In some embodiments, techniques for parallel pre-recording and/or parallel recording data on a holographic disk also involves positioning the multiple laser spots so that each laser spot is registered with a data track 12 on the disk 10 throughout the recordation process. As the data track pitch is approximately 1.6 μm in a CD disk, approximately 0.74 μm for a DVD, and approximately 0.3 μm for a Blu-ray Disc™ substantial precision may be used to control the accuracy of the multiple laser spots across multiple data tracks. In one or more embodiments, a mounting structure may be used to control the positioning of PM fibers 76, 78, and 80 within the fiber bundle 98. One example of the mounting structure is the grooved structure illustrated in FIG. 13, which includes a grooved top 106 and a grooved bottom 108 sandwiching multiple PM fibers 96. Each of the grooved top 106 and grooved bottom 108 has slanted faces which hold the PM fibers 96 in position. In one embodiment, the center-to-center movement of adjacent PM fibers 96 can stay within approximately +/−0.25 μm. Since a fiber bundle 98 directs the output light to a focal plane with approximately a 1:5 reduction, the final positioning tolerance on a focal plane can be approximately +/−0.05 μm, which is substantially smaller than the Blu-ray Disc™ track pitch of approximately 0.3 μm.
The center-to-center spacing (i.e., the pitch) of adjacent PM fibers 96 is generally approximately 20 μm to 250 μm. However, a standard fiber bundle 98 pitch is much larger than the pitch of a Blu-ray Disc™ (at 0.3 μm). In one or more embodiments, adjacent data tracks 12 in a holographic disk 10 may be recorded in parallel by rotating the fiber bundle 98. The rotational angle of the fiber bundle 98 may be adjusted to control (e.g., decrease) the spacing between illuminated spots on the disk 10. For example, the relationship between the pitch of the PM fibers 96 in the fiber bundle 98, the rotational angle of the fiber bundle 98, and the pitch of the tracks 12 in the disk 10 may be represented in equation (2) below:
where Ptrack is the pitch of the tracks 12 in a disk 10, Pbundle is the pitch of the PM Ptrack fibers 96 in the fiber bundle 98, and θ is the angle in which the fiber bundle 98 is rotated.
In different embodiments, different holographic systems may involve different spacing between data tracks 12. In accordance with the present techniques, the fiber bundle 98 may be rotated in various degrees along the propagation of beam propagation through the fiber bundle 98 to achieve a desired track spacing for the illuminated spots output by the fiber bundle 98. Furthermore, an opposite fiber bundle 98 may also be rotated or configured to output counter-propagating light waves which substantially overlap on data tracks 12 in a data plane 86 from an opposite direction.
Rotating a fiber bundle 98 to form illumination spots over tracks 12 having a smaller track pitch is provided in
In some embodiments, the fiber bundle 98 may be in the form of a two-dimensional fiber array, as illustrated in

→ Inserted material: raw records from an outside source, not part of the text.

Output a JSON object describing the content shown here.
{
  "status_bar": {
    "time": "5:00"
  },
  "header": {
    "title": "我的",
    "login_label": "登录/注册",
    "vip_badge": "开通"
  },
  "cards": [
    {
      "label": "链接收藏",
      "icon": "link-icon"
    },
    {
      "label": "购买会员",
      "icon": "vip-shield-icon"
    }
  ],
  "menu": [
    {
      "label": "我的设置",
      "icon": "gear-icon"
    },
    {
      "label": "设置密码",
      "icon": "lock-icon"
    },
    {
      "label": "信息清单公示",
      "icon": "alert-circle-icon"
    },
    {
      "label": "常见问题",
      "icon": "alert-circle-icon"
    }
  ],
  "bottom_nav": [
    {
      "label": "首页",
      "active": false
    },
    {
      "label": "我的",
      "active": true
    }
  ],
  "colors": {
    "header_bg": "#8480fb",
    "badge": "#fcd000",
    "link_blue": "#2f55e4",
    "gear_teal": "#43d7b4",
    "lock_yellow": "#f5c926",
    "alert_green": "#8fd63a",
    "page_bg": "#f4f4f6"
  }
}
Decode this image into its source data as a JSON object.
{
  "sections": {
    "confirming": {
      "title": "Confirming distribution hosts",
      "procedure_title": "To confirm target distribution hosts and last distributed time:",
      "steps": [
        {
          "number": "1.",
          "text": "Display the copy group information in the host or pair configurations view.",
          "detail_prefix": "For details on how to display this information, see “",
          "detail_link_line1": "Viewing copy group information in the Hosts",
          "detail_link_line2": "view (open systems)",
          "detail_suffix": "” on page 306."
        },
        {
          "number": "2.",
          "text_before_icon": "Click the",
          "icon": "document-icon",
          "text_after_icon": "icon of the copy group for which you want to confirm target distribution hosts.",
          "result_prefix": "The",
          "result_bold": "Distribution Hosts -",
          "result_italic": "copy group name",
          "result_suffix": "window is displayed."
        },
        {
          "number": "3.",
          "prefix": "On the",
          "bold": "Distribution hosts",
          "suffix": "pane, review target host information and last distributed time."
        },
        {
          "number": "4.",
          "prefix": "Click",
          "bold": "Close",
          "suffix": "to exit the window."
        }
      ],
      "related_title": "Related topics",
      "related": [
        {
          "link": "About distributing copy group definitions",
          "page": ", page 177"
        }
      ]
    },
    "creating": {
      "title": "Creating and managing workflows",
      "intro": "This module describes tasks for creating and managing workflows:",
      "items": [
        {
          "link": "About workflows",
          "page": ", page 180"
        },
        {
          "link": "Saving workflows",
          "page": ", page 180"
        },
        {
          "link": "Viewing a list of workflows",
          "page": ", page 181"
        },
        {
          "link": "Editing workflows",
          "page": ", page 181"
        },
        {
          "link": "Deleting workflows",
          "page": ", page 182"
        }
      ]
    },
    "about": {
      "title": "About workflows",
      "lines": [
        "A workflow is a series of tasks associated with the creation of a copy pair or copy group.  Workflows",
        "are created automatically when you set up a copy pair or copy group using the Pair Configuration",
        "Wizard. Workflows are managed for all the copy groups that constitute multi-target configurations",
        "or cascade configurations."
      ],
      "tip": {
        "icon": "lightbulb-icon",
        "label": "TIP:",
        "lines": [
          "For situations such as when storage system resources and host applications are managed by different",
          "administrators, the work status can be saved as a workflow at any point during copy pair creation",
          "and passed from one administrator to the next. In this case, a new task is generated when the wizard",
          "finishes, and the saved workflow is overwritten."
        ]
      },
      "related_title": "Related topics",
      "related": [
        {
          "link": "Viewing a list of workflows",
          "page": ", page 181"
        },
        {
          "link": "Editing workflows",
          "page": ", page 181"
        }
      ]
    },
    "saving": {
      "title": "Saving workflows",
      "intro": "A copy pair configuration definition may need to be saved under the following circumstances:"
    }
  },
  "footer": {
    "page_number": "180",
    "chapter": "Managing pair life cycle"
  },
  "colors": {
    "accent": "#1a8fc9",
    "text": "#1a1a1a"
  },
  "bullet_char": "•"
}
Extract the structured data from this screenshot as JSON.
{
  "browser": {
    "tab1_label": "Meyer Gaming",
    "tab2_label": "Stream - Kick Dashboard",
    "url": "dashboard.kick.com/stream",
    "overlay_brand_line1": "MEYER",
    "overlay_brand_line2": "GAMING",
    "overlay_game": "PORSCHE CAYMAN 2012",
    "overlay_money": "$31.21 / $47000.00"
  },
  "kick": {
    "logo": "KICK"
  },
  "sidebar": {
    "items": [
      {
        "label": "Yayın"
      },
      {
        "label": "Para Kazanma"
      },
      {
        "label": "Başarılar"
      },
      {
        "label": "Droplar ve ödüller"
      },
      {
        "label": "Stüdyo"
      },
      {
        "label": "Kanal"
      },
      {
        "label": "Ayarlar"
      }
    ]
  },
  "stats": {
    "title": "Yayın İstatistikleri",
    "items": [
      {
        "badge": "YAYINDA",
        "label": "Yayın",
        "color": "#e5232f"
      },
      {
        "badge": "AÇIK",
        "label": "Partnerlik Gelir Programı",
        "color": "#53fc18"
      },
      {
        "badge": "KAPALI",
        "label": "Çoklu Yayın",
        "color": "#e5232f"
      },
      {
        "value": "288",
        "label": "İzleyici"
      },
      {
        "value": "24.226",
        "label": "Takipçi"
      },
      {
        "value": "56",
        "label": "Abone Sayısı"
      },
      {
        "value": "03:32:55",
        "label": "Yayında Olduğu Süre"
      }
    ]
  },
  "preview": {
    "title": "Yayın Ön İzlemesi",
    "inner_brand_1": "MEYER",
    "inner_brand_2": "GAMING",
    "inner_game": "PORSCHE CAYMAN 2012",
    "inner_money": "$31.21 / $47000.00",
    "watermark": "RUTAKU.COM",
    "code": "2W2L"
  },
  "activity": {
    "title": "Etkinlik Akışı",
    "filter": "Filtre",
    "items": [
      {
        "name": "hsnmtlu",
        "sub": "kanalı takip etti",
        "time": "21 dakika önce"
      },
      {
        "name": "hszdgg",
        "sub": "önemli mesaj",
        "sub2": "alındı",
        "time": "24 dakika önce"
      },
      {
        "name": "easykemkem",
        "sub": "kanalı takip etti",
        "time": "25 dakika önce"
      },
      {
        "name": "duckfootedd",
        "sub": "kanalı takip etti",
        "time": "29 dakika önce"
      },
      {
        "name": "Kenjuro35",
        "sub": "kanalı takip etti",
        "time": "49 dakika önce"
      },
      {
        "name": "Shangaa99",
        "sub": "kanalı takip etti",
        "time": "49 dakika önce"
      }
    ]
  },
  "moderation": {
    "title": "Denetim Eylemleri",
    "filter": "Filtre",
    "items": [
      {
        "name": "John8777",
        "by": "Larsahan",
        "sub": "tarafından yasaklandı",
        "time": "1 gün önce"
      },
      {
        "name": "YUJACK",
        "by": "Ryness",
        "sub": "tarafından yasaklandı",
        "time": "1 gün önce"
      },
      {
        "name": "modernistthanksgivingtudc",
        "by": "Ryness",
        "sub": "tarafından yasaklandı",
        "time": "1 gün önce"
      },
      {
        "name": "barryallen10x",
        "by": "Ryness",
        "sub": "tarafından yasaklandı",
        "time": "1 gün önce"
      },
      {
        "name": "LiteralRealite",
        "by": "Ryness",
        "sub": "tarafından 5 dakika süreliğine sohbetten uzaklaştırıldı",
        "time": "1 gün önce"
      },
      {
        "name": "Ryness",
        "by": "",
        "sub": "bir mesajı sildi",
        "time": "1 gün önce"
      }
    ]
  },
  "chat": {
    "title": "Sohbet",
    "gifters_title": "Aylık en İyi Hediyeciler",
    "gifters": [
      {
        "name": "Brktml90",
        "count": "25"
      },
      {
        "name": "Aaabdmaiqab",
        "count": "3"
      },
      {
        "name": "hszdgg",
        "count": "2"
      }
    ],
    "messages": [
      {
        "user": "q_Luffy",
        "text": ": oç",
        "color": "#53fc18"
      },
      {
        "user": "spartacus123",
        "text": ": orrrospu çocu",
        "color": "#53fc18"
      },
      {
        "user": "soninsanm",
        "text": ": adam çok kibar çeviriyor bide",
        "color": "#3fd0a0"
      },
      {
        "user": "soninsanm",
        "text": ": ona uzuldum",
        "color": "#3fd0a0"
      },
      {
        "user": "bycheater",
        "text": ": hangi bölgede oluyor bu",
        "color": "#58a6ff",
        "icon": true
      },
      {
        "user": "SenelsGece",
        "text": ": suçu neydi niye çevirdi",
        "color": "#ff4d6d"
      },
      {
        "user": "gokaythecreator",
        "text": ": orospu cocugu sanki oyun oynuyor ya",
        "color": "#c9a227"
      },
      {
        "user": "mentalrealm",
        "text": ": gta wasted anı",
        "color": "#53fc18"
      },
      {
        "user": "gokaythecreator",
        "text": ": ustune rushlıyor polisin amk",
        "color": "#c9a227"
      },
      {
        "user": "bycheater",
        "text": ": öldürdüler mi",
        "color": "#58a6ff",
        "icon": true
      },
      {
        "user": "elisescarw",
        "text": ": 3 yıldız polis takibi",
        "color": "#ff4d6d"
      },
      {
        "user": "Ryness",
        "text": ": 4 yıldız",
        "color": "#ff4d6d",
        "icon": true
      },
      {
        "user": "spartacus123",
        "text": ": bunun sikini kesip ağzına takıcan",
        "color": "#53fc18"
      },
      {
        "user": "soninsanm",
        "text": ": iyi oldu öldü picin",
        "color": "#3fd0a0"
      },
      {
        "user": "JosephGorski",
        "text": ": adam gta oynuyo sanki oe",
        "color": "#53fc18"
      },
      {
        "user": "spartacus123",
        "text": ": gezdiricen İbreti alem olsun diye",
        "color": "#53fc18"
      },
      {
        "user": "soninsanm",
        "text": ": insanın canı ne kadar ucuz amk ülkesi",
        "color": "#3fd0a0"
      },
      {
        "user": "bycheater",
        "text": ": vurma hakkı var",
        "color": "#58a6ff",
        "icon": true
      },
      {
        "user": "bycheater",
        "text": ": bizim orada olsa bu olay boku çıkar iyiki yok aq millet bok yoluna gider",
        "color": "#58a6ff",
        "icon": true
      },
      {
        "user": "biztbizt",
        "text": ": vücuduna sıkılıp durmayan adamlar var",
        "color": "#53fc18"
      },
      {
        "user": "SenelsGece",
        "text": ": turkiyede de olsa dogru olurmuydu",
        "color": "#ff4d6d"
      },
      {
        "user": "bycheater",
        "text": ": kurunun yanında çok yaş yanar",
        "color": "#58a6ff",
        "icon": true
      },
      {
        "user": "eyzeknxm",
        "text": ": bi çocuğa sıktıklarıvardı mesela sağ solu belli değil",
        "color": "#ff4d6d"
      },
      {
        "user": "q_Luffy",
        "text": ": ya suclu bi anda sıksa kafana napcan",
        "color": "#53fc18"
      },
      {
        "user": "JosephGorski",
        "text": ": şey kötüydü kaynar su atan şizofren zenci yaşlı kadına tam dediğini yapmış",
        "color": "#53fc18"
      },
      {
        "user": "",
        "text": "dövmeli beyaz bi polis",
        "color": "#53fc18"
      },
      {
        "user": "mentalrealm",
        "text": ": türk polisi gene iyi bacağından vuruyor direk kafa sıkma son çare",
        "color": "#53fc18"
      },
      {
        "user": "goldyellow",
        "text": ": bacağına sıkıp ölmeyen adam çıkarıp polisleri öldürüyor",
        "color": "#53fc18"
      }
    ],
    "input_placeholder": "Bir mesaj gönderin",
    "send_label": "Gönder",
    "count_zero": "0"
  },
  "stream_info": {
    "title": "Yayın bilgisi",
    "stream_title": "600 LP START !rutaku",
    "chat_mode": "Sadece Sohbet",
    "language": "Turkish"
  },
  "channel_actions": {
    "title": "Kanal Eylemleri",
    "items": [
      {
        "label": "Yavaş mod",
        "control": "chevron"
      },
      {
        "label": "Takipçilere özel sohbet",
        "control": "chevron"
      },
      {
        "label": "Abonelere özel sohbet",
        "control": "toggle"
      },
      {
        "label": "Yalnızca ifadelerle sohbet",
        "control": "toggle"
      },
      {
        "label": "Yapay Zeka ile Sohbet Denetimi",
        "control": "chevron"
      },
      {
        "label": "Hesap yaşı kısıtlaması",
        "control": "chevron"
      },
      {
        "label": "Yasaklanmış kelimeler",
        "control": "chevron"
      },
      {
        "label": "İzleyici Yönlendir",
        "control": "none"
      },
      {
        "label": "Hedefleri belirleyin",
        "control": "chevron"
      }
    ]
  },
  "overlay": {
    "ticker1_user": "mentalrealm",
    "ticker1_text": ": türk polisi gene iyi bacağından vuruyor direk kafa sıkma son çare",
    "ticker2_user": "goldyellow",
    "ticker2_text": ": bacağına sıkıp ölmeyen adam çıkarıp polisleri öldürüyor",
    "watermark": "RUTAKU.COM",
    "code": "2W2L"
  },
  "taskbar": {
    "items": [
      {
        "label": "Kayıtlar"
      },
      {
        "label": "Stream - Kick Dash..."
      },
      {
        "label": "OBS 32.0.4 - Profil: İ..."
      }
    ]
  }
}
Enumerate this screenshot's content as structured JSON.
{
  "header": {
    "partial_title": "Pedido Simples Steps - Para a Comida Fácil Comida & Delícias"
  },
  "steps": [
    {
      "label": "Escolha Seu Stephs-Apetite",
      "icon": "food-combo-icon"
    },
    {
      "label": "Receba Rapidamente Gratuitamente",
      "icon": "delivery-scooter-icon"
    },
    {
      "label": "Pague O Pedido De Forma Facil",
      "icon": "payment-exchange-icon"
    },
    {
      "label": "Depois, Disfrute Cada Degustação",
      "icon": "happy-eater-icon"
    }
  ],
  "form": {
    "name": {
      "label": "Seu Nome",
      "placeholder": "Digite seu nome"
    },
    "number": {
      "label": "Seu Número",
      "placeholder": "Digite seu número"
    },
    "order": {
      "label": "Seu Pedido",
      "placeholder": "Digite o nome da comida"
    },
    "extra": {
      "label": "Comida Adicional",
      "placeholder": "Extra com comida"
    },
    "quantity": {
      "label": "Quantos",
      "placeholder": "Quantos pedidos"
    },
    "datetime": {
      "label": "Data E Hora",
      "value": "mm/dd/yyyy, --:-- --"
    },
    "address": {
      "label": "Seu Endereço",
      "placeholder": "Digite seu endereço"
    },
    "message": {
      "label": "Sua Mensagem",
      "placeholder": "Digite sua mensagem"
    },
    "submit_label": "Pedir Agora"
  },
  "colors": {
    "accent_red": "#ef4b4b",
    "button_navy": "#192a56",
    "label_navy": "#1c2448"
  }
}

In one or more embodiments, the light transmitted through the fiber bundle 98 to a disk 10 or to a one or more data layers in the disk 10 may also be further focused on the desired data tracks 12 by using imaging optics coupled to the optical head (e.g., optical head 72 from
While only certain features of the invention have been illustrated and described herein, many modifications and changes will occur to those skilled in the art. It is, therefore, to be understood that the appended claims are intended to cover all such modifications and changes as fall within the true spirit of the invention.